(From left) City of Buffalo Public Works Commissioner Steve Stepniak, Recycling Director Susan Attridge, Mayor Byron Brown, and Block Club Account Executive David Horesh.

City Recycling Director Susan Attridge said every school has the opportunity to recycle, but it’s up to each one to decide how. She said she's trying to get all schools to comply, particularly with bottle and can disposal.

“I think we’re working with the schools to let them know that it’s not a difficult process to make sure that those bottles and cans are rinsed out and cleaned out, they can be kept outside,” said Attridge. “So we’ll continue to go case by case, talking.”

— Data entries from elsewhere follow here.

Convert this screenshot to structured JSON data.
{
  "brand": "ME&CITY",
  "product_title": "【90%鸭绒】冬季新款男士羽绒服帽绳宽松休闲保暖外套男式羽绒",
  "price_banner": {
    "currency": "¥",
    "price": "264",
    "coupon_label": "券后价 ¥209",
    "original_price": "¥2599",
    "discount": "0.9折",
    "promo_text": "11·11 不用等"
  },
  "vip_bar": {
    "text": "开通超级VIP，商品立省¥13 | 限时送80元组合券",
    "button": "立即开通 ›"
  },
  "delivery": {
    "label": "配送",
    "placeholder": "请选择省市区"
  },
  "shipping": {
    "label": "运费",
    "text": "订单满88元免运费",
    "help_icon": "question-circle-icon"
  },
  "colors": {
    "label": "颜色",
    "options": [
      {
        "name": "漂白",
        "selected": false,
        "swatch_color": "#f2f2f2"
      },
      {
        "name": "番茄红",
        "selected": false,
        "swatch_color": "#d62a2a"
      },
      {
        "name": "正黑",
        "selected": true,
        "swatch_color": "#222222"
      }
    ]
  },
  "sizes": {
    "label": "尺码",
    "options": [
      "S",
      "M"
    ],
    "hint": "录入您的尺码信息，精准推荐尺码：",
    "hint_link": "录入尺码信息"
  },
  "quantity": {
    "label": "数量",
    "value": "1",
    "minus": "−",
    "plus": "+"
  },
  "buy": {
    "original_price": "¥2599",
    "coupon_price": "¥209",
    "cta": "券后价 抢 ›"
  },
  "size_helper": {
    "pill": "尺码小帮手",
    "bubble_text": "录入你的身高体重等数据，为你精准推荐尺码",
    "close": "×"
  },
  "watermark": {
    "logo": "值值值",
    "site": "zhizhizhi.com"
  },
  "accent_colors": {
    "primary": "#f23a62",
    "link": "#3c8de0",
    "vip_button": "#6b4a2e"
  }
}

Attridge said the city school district is enthusiastic about recycling and, for now, she said she’ll keep encouraging all schools to move to “single-stream.”

Avery began his broadcasting career as a disc jockey for WRUB, the University at Buffalo’s student-run radio station.